So based on that I cannot bring myself to take a bullish stance. However if a deal comes my way, that makes sense, I will look at it. Nothing has come near so far.


  1. Congrats to anyone who feels they have the job security to do this. I certainly don't.

  2. By knowing your local real estate investing market, you're able to keep your finger on the pulse of your local community and to stay abreast of changes in trends, sales prices and rental rates. Knowing immediately about these changes is critical to your investing future.

  3. "Family deals" always help.

  4. How far do you think housing market can realistically drop?

    Im a real estate newbie, but I dont think further declines of 20-30% are realistic. I am thinking it's more 5-10%?

    I am looking for a relatively new (10yr or newer) SFH in the Surrey/Langley area. I want something with a basement suite for under 450,000. I would be looking at a 375k mortgage, and was doing my affordability calculations based on 5% locked in at 10 years at 25 yr amort. If i am aggressive with my payments, and assuming straight 5% intrest i can be debt free in 13.5 years.
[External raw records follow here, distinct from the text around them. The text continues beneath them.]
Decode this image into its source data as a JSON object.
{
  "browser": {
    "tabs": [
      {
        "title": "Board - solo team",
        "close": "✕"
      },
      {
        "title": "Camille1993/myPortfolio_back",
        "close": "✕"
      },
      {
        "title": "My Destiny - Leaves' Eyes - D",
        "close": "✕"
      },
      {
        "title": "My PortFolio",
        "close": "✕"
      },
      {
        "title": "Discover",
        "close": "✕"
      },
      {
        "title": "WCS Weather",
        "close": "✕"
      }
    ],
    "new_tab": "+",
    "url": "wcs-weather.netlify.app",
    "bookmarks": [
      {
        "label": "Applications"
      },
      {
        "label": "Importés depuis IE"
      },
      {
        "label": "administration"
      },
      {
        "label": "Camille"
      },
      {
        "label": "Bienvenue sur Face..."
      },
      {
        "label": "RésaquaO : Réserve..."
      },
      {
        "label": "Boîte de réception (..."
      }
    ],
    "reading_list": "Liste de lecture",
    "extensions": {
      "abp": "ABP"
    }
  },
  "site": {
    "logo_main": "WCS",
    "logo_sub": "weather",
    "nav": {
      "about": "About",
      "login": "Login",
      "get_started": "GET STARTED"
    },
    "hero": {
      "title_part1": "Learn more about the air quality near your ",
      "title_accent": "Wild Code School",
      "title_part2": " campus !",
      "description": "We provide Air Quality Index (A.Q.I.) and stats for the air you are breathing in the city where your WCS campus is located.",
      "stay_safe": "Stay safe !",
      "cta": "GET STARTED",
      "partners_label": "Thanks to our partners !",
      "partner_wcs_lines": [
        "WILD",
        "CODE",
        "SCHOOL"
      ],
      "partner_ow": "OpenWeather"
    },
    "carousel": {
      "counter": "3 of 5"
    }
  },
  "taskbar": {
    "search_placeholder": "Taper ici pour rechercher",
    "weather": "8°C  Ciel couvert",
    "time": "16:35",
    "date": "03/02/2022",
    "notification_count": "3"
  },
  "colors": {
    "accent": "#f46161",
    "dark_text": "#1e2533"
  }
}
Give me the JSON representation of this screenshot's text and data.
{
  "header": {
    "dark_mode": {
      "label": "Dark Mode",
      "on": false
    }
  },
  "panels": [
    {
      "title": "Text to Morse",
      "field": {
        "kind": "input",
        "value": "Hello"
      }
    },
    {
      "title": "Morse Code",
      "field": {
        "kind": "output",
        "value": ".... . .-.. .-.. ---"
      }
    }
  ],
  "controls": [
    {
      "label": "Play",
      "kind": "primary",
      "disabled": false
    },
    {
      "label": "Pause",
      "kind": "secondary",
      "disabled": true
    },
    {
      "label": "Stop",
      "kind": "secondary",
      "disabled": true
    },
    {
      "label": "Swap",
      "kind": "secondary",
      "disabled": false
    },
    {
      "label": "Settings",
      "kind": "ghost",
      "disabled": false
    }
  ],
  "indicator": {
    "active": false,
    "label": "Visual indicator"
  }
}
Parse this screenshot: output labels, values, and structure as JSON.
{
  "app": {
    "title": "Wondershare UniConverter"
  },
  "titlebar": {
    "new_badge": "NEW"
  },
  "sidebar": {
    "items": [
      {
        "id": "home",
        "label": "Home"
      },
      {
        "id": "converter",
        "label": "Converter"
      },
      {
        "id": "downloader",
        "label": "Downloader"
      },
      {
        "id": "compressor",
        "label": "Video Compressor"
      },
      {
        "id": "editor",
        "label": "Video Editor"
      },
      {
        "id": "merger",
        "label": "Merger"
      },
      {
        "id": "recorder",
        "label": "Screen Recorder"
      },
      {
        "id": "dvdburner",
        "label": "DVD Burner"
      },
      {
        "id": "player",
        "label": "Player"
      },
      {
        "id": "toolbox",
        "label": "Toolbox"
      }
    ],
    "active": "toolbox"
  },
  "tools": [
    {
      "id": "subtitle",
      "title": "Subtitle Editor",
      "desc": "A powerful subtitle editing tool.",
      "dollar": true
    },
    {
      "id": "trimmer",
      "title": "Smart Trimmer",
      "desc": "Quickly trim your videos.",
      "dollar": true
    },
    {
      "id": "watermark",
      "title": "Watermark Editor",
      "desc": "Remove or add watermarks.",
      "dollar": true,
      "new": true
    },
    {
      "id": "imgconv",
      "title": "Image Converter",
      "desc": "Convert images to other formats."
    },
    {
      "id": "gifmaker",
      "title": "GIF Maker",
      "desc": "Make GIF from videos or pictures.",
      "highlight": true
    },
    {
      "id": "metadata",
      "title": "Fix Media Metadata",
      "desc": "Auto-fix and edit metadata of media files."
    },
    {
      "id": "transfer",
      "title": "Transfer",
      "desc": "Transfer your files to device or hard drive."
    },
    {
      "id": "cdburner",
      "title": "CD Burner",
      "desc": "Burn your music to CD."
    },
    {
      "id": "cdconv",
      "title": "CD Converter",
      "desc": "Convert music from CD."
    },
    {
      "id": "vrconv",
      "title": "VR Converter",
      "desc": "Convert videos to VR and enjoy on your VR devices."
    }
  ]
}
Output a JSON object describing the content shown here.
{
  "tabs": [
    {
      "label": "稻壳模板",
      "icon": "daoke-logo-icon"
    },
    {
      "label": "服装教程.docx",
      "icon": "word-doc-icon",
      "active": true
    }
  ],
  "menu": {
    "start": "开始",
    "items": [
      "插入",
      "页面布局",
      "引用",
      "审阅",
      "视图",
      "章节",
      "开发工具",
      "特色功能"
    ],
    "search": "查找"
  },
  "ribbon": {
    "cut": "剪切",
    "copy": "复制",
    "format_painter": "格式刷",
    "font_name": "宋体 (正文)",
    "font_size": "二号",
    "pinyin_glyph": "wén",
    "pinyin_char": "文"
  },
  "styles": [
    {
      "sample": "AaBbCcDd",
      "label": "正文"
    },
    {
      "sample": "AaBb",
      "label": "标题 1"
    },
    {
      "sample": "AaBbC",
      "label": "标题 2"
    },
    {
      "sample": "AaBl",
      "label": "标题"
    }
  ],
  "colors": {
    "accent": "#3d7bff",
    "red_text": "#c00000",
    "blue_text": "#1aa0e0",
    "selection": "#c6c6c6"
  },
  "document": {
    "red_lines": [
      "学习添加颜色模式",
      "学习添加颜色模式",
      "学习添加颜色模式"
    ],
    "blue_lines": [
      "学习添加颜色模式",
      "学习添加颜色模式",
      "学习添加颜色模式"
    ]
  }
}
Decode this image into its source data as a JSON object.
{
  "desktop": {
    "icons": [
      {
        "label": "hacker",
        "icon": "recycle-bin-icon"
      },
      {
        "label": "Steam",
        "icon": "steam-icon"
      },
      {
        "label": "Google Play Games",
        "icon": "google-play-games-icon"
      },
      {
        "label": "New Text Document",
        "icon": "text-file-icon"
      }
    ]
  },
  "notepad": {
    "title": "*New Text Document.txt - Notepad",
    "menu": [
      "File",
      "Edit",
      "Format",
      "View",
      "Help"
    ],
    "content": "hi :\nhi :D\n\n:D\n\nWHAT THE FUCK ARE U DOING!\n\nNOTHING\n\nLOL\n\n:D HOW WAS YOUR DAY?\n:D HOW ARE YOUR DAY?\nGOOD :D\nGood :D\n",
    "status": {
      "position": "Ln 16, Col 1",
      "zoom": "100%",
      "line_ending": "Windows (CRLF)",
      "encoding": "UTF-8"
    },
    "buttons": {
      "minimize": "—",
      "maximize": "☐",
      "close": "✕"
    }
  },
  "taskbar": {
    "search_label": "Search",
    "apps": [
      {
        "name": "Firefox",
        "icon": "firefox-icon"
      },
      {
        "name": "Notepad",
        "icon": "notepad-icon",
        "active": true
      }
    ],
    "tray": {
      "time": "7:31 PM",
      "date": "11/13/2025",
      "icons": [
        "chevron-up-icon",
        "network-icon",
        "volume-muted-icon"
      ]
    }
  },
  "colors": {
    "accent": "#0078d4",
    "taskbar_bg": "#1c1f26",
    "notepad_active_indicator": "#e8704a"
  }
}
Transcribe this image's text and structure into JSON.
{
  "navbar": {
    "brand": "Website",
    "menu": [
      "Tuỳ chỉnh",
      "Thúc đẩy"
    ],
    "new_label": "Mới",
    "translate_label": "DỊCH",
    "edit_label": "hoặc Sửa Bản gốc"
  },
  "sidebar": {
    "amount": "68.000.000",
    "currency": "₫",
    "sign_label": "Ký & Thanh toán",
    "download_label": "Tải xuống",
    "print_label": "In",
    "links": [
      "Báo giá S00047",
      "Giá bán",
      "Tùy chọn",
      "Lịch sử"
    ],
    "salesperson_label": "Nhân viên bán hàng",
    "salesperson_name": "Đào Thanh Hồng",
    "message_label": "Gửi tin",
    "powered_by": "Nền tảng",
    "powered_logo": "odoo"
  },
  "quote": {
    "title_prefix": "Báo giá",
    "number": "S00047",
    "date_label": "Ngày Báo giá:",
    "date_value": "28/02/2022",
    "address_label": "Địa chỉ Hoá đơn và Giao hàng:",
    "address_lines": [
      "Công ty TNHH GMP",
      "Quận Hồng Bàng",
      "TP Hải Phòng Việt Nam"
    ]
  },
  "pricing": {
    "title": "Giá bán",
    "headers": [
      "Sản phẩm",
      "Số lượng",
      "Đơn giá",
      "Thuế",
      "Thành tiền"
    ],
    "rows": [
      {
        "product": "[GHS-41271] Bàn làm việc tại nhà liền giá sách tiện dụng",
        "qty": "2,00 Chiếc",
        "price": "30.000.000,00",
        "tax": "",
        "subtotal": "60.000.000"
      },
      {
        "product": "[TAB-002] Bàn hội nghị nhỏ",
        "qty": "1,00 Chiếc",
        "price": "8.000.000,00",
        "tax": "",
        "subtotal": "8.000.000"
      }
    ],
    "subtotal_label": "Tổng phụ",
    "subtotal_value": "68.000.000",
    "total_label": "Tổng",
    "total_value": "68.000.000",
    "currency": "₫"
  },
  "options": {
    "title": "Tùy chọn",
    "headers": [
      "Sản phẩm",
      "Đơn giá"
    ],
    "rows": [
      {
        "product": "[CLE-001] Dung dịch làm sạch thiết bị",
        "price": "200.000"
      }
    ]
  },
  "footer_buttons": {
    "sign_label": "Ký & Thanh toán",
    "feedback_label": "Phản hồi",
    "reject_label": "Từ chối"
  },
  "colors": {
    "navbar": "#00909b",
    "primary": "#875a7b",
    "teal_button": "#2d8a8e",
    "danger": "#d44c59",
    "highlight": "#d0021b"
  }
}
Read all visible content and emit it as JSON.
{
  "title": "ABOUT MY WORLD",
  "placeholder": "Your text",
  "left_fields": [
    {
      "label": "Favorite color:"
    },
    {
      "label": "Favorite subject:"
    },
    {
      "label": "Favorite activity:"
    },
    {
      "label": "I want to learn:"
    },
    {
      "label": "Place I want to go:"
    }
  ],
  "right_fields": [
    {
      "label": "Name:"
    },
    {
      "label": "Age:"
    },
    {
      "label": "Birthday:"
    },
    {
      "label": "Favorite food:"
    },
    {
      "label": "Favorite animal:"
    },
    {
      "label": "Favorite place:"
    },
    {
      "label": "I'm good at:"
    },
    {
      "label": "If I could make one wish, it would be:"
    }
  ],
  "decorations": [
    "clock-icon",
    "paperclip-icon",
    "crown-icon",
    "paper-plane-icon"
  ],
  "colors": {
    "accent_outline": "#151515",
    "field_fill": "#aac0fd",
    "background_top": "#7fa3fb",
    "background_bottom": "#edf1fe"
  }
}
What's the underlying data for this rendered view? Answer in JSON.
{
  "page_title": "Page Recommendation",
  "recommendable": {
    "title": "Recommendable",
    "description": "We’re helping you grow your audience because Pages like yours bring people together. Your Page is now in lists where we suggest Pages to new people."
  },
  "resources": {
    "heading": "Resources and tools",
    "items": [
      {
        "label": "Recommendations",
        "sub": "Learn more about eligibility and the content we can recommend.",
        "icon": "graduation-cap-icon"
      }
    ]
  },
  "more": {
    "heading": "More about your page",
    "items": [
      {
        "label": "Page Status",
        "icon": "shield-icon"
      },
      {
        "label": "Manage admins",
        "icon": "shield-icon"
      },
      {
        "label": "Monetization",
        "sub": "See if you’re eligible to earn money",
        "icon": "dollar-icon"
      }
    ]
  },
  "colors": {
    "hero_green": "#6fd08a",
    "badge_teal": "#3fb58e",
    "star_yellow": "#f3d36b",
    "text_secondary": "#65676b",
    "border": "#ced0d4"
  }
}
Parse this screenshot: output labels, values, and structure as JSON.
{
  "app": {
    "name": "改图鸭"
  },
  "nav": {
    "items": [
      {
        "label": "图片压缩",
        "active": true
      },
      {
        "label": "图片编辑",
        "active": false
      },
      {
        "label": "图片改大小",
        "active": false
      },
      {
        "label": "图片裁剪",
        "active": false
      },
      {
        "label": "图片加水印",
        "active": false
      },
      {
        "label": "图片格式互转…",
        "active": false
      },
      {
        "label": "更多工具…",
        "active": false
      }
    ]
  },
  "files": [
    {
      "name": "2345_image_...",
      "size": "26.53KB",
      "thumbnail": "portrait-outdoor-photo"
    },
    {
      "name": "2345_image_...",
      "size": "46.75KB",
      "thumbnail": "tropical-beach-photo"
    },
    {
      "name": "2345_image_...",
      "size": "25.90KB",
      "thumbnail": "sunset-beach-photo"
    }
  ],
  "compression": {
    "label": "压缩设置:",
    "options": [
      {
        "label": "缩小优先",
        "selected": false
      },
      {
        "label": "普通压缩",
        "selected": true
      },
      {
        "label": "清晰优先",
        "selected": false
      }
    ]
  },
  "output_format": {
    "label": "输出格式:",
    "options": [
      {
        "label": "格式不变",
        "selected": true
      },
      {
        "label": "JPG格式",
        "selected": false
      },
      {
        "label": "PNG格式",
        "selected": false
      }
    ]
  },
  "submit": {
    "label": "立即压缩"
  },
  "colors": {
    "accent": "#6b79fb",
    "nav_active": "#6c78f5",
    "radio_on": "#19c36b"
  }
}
The bank rakes in 123k in interest.

    Now however, lets assume I wait 1 year. In that years time, i can accumulate 50k more towards the downpayment, and suppose interest increases up to now 7% for 10 years @25 amort. Let's say the interest increase causes a drop of 5% off the house price. That means, I can shave off 50k + 20k towards the mortgage. So now I have a 305k mortgage @ 7% for 10 years at 25 amort. Putting in the same payment options I would have done for the 375 mortage, im am looking at 11.2 years before being debt free, and the bank earns $128k interest off of me.

    So, its looking like, do i overpay for the house, or give the bank more money? The numbers favor overpaying for the house.

    I had a look at the historical rates you've linked, and the 5% rates hoover around 5-6% for 5 years, so likely I am over estimating the interest rate? But I think given what people are saying about inflation etc, maybe its not unrealistic? Sorry, I frankly do not know too much about the banking/fiancial system or real estate so If i miss something importatnt in my calculations, please let me know!